Poems covering love, life, heart and home.
Aidoo’s new multigenre collection of verse and images provides no introduction, instead dropping readers into the deep end of his fluid poetry. Readers don’t know what’s going to happen next, but that’s part of the fun in this lively, bursting compendium. Most of the book consists of poetry, a musical free verse that’s even better spoken aloud. The rest is respectable paintings from a variety of artists, including competent oil paintings, some of which depict scenes from Chicago. But the real draw is Aidoo’s poetry.
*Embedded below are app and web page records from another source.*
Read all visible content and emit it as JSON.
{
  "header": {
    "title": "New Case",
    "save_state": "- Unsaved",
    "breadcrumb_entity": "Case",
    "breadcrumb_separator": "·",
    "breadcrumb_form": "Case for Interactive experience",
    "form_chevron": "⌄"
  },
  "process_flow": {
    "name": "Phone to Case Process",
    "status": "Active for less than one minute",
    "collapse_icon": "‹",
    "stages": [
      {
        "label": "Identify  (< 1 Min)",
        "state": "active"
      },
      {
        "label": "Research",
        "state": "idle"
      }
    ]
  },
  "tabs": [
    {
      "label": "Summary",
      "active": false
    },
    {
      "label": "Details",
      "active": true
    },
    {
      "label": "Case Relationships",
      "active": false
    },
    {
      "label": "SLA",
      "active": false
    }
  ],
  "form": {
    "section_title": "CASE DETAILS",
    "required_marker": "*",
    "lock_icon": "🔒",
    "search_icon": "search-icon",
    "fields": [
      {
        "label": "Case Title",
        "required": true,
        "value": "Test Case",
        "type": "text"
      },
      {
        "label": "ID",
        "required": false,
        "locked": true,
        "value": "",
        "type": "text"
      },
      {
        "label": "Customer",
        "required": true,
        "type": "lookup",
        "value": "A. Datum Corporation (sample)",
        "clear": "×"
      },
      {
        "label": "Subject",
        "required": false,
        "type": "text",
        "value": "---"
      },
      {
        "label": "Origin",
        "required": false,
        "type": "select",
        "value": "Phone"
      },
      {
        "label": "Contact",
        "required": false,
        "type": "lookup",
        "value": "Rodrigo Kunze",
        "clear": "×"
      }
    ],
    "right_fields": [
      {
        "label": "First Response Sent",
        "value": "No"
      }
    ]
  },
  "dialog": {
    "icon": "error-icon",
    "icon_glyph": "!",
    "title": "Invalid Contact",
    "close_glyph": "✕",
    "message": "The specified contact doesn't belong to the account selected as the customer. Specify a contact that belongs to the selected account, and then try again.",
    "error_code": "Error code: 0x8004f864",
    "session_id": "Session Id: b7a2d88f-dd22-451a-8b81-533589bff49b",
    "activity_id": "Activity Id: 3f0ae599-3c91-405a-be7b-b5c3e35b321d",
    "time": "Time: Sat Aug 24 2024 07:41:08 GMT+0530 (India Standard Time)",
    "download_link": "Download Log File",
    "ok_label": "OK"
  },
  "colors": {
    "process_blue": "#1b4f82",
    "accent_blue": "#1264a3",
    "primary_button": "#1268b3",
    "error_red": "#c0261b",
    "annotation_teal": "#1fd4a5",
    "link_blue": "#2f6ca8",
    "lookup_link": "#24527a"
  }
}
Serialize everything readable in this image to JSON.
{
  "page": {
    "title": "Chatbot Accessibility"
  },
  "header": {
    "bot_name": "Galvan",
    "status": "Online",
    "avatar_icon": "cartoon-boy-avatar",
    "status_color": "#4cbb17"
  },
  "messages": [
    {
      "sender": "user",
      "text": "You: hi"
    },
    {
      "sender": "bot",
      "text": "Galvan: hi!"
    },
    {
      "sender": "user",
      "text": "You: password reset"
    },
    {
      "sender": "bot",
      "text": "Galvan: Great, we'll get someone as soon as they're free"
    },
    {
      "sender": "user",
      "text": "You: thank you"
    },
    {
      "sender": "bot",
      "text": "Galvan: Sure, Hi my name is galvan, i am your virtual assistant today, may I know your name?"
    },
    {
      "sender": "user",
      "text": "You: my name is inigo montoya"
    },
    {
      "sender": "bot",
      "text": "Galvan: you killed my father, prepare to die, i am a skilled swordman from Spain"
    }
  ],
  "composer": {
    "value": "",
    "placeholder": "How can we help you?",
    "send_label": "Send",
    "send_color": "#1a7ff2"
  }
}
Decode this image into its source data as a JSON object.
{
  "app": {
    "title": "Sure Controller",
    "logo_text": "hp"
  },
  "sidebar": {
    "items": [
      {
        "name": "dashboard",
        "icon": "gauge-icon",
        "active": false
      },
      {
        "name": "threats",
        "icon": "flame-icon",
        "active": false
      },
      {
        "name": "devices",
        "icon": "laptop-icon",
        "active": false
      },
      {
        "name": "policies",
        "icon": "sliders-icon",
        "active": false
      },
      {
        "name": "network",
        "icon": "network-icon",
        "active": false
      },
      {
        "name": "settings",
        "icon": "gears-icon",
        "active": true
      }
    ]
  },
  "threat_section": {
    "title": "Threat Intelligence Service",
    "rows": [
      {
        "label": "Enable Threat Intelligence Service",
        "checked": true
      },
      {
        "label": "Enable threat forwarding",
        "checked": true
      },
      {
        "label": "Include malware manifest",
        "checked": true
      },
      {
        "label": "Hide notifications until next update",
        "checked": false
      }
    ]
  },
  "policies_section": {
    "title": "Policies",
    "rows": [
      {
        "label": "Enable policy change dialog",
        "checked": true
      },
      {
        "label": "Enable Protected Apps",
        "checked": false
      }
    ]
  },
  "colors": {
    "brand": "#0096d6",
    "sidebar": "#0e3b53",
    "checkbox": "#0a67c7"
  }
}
The author has many talents, most impressive of which is his remarkable versatility. In the hands of a lesser poet, the range of topics—the joys of loving a large woman, the anticipation of waiting for a new video game, the beauty of the pop star Shakira—would feel forced or even absurd. But Aidoo seamlessly weaves these and more together in a gorgeous, unexpected tapestry. His ability to integrate pop-culture references into serious verse without seeming flip or too clever is truly impressive, calling to mind Michael Robbins’ work in Alien Vs. Predator (2004). Aidoo’s style is equally strong: Diction is conversational without being casual, easy without seeming lazy. He catches the rhythms of speech—no small feat. One of his best moments arrives in a late poem called “The Grievance”—“So the deceased can rejoice that they are forgotten for hours, days, or even weeks at a time. They’d want the flower-givers to keep on walking…and begin that work on their own headstones.”—in which he subtly evokes our odd ambivalence about death and dying, all in approachable, unpretentious language. This book is the last of a trilogy, but let’s hope Aidoo isn’t done yet.
Raw, affecting lyric from an assured poet.